One of things that can make twins a little trickier than singletons is that most baby gear is made for “average” sized babies, and newborn twins are often smaller than average. My smallest twin was about 4.5 lbs when we brought him home, and bathing him in an infant tub seemed somewhat reckless—I might as well have just put him in the adult tub to swim around! Luckily we had been gifted not only an infant tub, but also some bath sponges. These are baby-sized flat sponges that you can lay your baby on while you bathe her in the tub; they are meant to be used in lieu of an infant tub. I found that using the bath sponges inside of the infant tub gave my little guys much more support and stability, and there was the added advantage of laying them on something soft, rather than just the hard plastic of the infant tub alone.
Bathing Mobile Twins and Twin Toddlers

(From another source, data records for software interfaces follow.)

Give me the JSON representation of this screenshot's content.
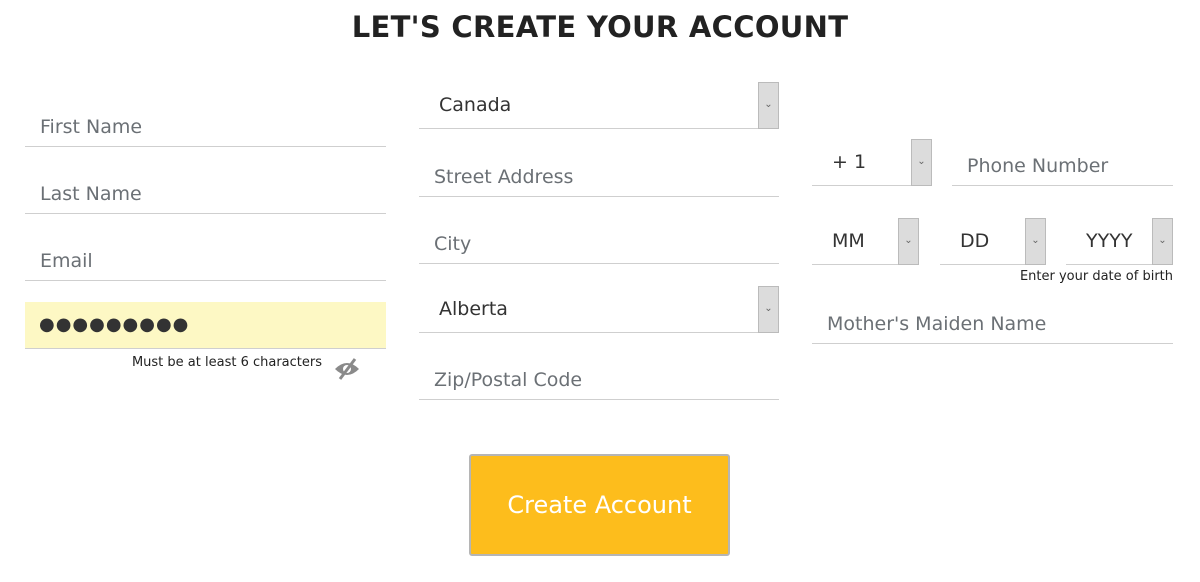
{
  "title": "LET'S CREATE YOUR ACCOUNT",
  "fields": {
    "first_name": {
      "placeholder": "First Name"
    },
    "last_name": {
      "placeholder": "Last Name"
    },
    "email": {
      "placeholder": "Email"
    },
    "password": {
      "value": "●●●●●●●●●",
      "helper": "Must be at least 6 characters"
    },
    "country": {
      "value": "Canada"
    },
    "street": {
      "placeholder": "Street Address"
    },
    "city": {
      "placeholder": "City"
    },
    "province": {
      "value": "Alberta"
    },
    "zip": {
      "placeholder": "Zip/Postal Code"
    },
    "phone_code": {
      "value": "+ 1"
    },
    "phone": {
      "placeholder": "Phone Number"
    },
    "dob_month": {
      "value": "MM"
    },
    "dob_day": {
      "value": "DD"
    },
    "dob_year": {
      "value": "YYYY"
    },
    "dob_helper": "Enter your date of birth",
    "maiden_name": {
      "placeholder": "Mother's Maiden Name"
    }
  },
  "icons": {
    "password_toggle": "eye-slash-icon",
    "chevron": "chevron-down-icon"
  },
  "colors": {
    "button": "#fdbd1c",
    "password_bg": "#fdf8c4"
  },
  "submit_label": "Create Account"
}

I wanted to have a huge party to celebrate the moment when my twins were sitting up and moving around on their own. My life got exponentially easier when I didn’t have two floppy-headed babies to carry around everywhere, one at a time. Bath time also got a lot easier. I was suddenly able to bathe them both at the same time without any gear and without a lot of the worry. If your older babies are new to sitting up and still a little wobbly, only fill the tub up a couple of inches. The less water, the better—they might be able to sit up, but they’re clumsy and will likely knock each other over (twin babies and toddlers knock each other over A LOT). Some of my twin mom friends suggested “shrinking” the tub and limiting their movements by using a laundry basket inside the tub. This is a great idea if they’re still new to sitting up and fall over frequently. At this stage, since the bathtub is usually filled with toys anyway, when bath time is over, you can drain the tub completely and then take one twin out and diaper him and dress him while the other stays in the tub and continues to play—just give him a towel if he gets cold!

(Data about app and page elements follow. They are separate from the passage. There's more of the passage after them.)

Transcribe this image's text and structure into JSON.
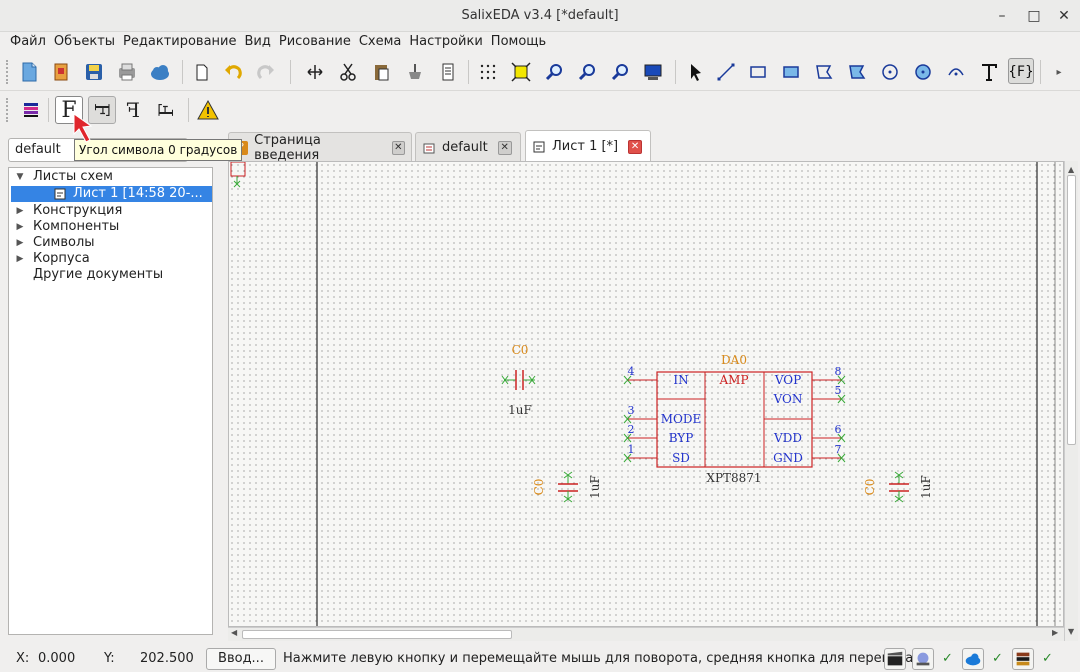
{
  "window": {
    "title": "SalixEDA v3.4 [*default]",
    "minimize": "–",
    "maximize": "□",
    "close": "✕"
  },
  "menu": [
    "Файл",
    "Объекты",
    "Редактирование",
    "Вид",
    "Рисование",
    "Схема",
    "Настройки",
    "Помощь"
  ],
  "toolbar2": {
    "btn_f0": "F",
    "btn_f90": "F",
    "btn_f180": "F",
    "btn_f270": "F"
  },
  "project_selector": {
    "value": "default"
  },
  "tooltip": {
    "text": "Угол символа 0 градусов"
  },
  "tree": {
    "items": [
      {
        "label": "Листы схем",
        "expanded": true
      },
      {
        "label": "Лист 1 [14:58 20-...",
        "selected": true
      },
      {
        "label": "Конструкция"
      },
      {
        "label": "Компоненты"
      },
      {
        "label": "Символы"
      },
      {
        "label": "Корпуса"
      },
      {
        "label": "Другие документы"
      }
    ]
  },
  "tabs": [
    {
      "label": "Страница введения",
      "close": "✕"
    },
    {
      "label": "default",
      "close": "✕"
    },
    {
      "label": "Лист 1 [*]",
      "close": "✕",
      "active": true
    }
  ],
  "schematic": {
    "chip": {
      "ref": "DA0",
      "value": "XPT8871",
      "center_label": "AMP",
      "left_pins": [
        {
          "num": "4",
          "name": "IN"
        },
        {
          "num": "3",
          "name": "MODE"
        },
        {
          "num": "2",
          "name": "BYP"
        },
        {
          "num": "1",
          "name": "SD"
        }
      ],
      "right_pins": [
        {
          "num": "8",
          "name": "VOP"
        },
        {
          "num": "5",
          "name": "VON"
        },
        {
          "num": "6",
          "name": "VDD"
        },
        {
          "num": "7",
          "name": "GND"
        }
      ]
    },
    "capacitors": [
      {
        "ref": "C0",
        "value": "1uF"
      },
      {
        "ref": "C0",
        "value": "1uF"
      },
      {
        "ref": "C0",
        "value": "1uF"
      }
    ]
  },
  "status": {
    "x_label": "X:",
    "x_value": "0.000",
    "y_label": "Y:",
    "y_value": "202.500",
    "input_button": "Ввод...",
    "message": "Нажмите левую кнопку и перемещайте мышь для поворота, средняя кнопка для переноса",
    "check": "✓"
  },
  "colors": {
    "schematic_red": "#cc2222",
    "schematic_blue": "#2233cc",
    "schematic_orange": "#d98a1a",
    "schematic_green": "#3aaa3a",
    "selection": "#3584e4",
    "pointer_arrow": "#e0262c"
  }
}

Are the Mechanics of Bathing Twins Different than Bathing Singletons?
The answer is no. Infant twins really don’t require anything different than singletons when it comes to the actual bath part. They still only need one bath every few days (you can even put your twins on a rotating bath schedule so that you are only bathing one baby in a given night); and just like with singletons, use a mild, tear-free soap or shampoo that is made especially for babies. Make sure your bath water is warm, but not hot, get a soft cover for the faucet (especially when they are sitting up), and don’t overfill the bathtub.

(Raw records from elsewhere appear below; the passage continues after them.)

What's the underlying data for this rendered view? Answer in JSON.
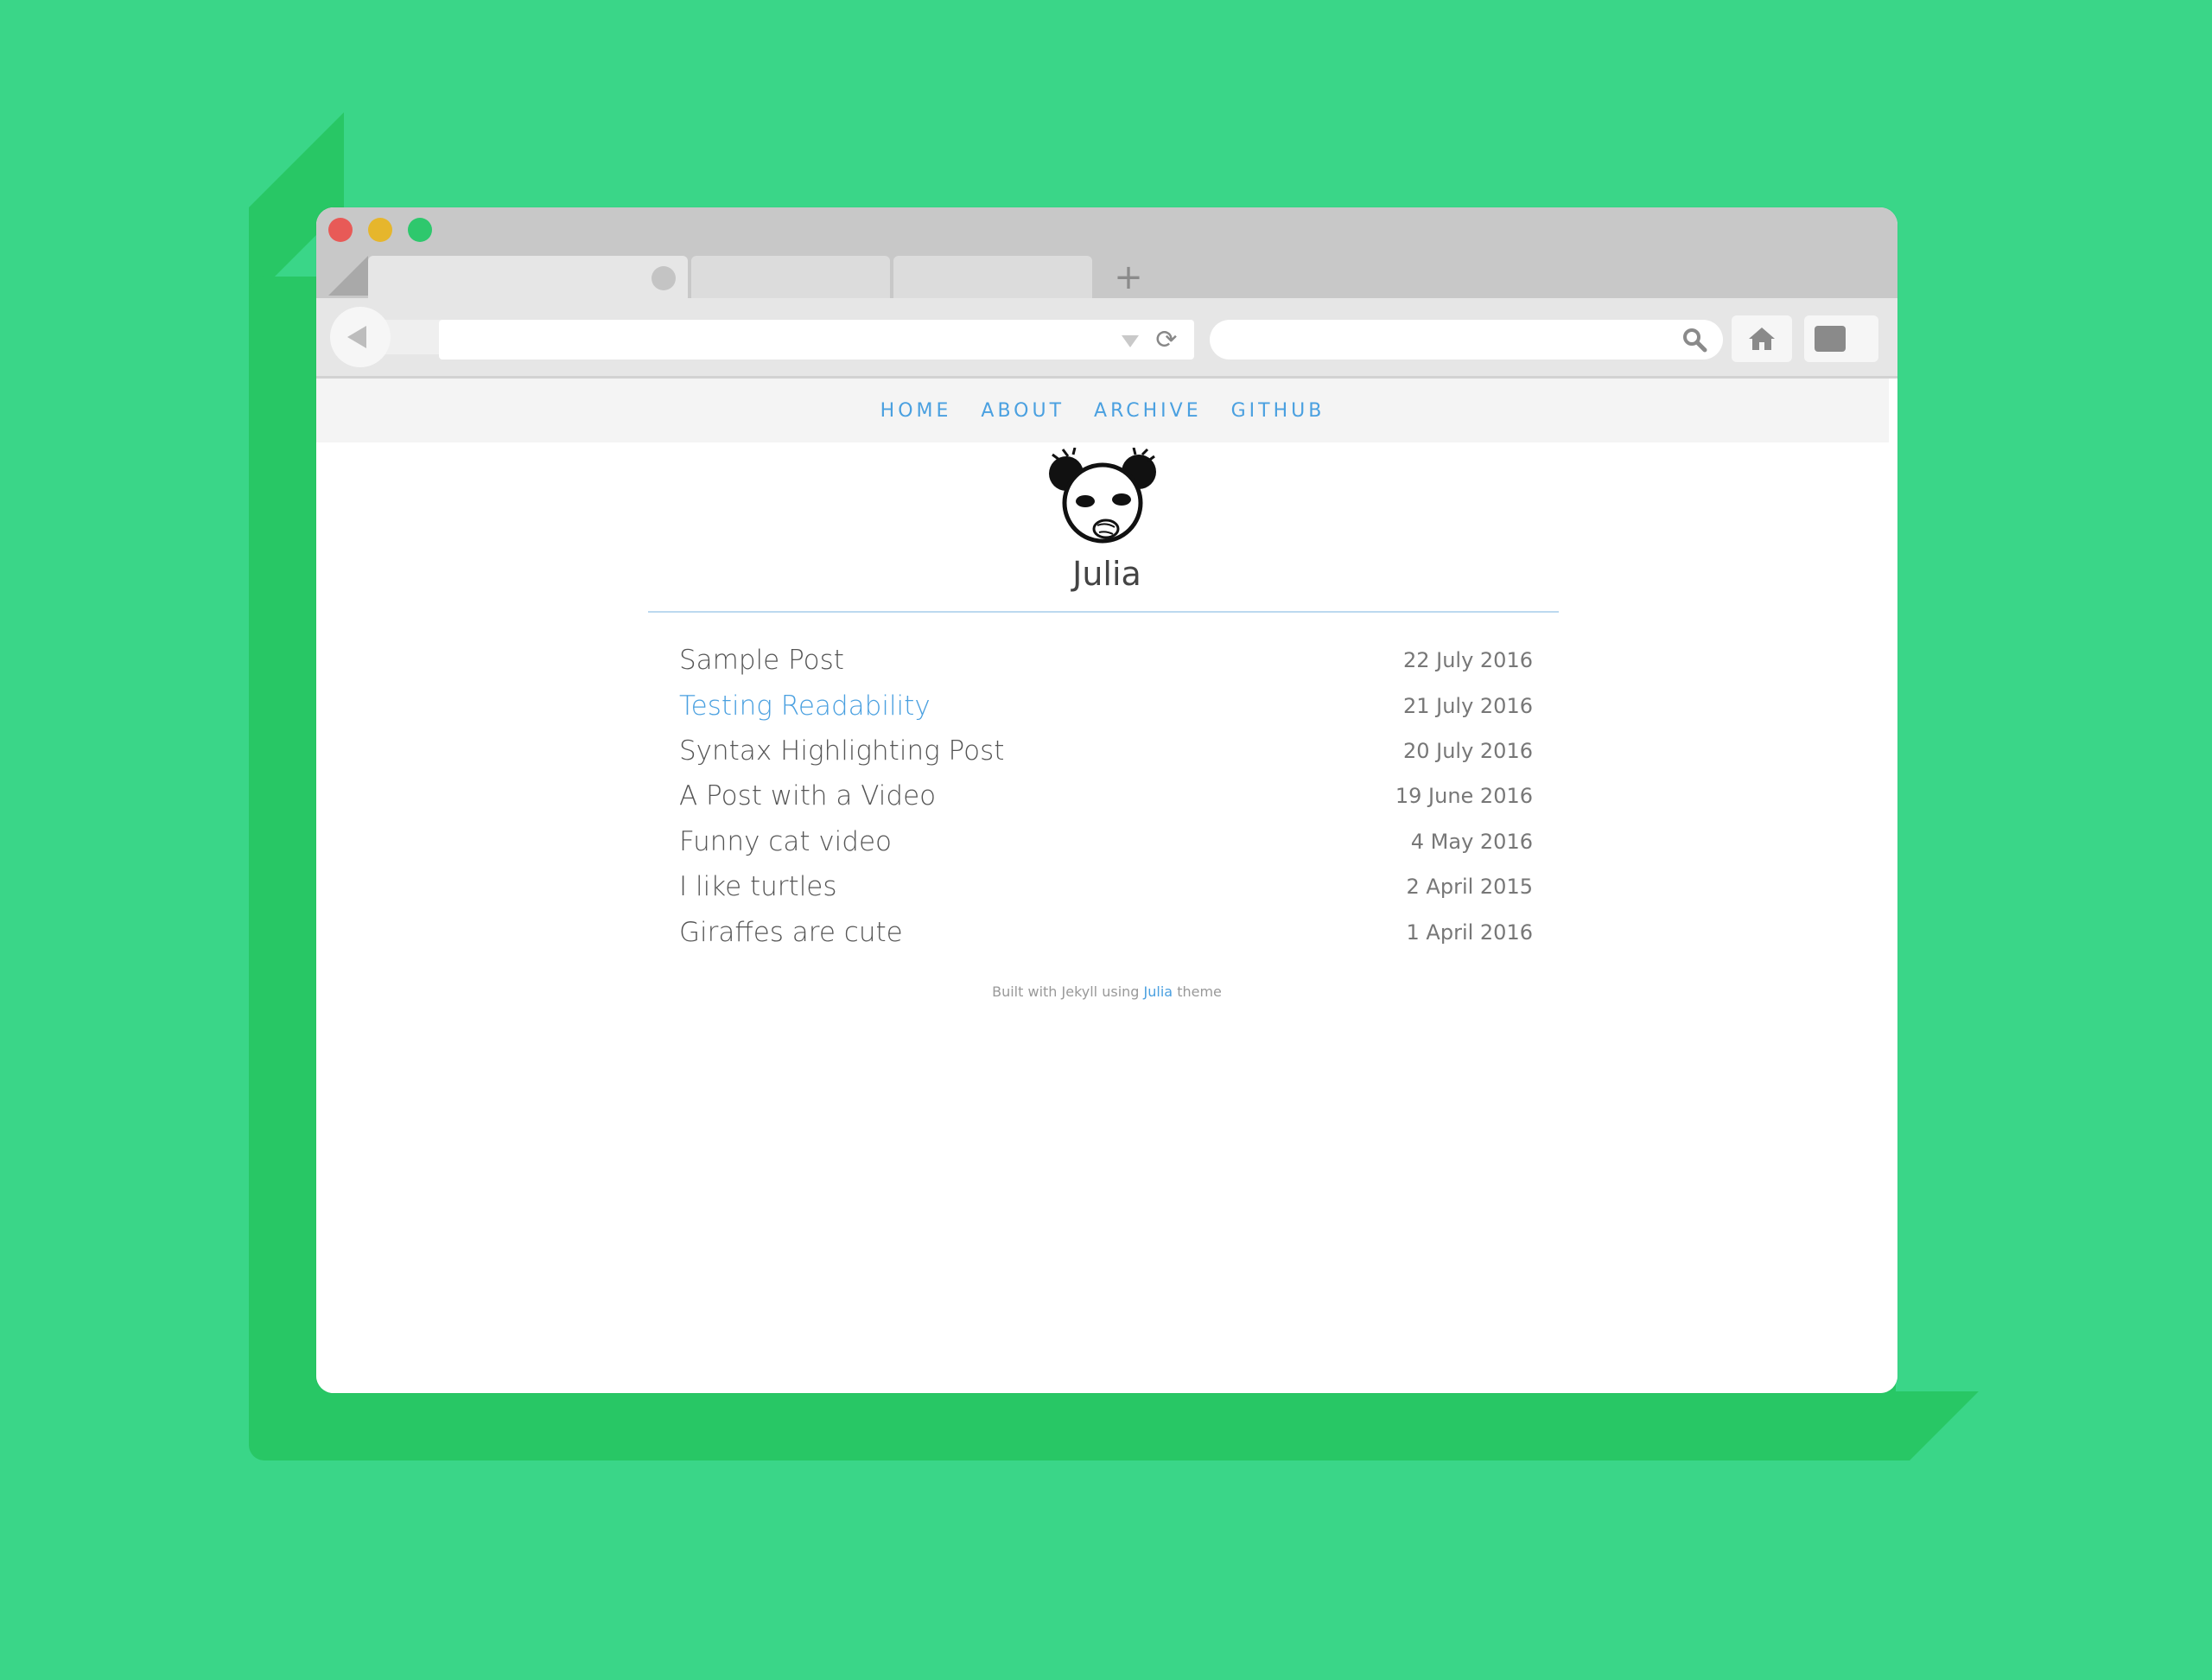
{
  "nav": {
    "items": [
      "HOME",
      "ABOUT",
      "ARCHIVE",
      "GITHUB"
    ]
  },
  "site": {
    "title": "Julia"
  },
  "posts": [
    {
      "title": "Sample Post",
      "date": "22 July 2016"
    },
    {
      "title": "Testing Readability",
      "date": "21 July 2016"
    },
    {
      "title": "Syntax Highlighting Post",
      "date": "20 July 2016"
    },
    {
      "title": "A Post with a Video",
      "date": "19 June 2016"
    },
    {
      "title": "Funny cat video",
      "date": "4 May 2016"
    },
    {
      "title": "I like turtles",
      "date": "2 April 2015"
    },
    {
      "title": "Giraffes are cute",
      "date": "1 April 2016"
    }
  ],
  "footer": {
    "prefix": "Built with Jekyll using",
    "link": "Julia",
    "suffix": "theme"
  },
  "colors": {
    "background": "#3ad688",
    "shadow": "#28c765",
    "link": "#4aa0e0"
  },
  "icons": {
    "new_tab": "+",
    "reload": "⟳"
  }
}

Hopefully if you’ve been a little worried about how you will manage bath time with two babies, you now have a few things you can try, or modify to your needs. The important thing is that you find something that works for your family and your schedule, and that maintains your sanity. As long as everyone is safe and happy, there is no wrong way to get through any part of your daily routine with twins. Be prepared to get a little creative and do some troubleshooting, and you’re sure to end the day with two clean, happy babies. There might even be a little time left over to fit in your own bath or shower!
About the author
Brooke Dubansky, PhD is TLC’s Dallas associate and the mother of 2 year old twin boys, who may or may not be identical. She is a fraternal twin herself, and so she assumed her twins would also be fraternal, but now has her doubts since no one can seem to tell them apart. She earned a PhD in Anatomy from Louisiana State University and is a certified Histotechnologist. She has an educational interest in breast anatomy and lactation, among other healthcare related topics. You can reach Brooke at firstname.lastname@example.org for more details on our Dallas services.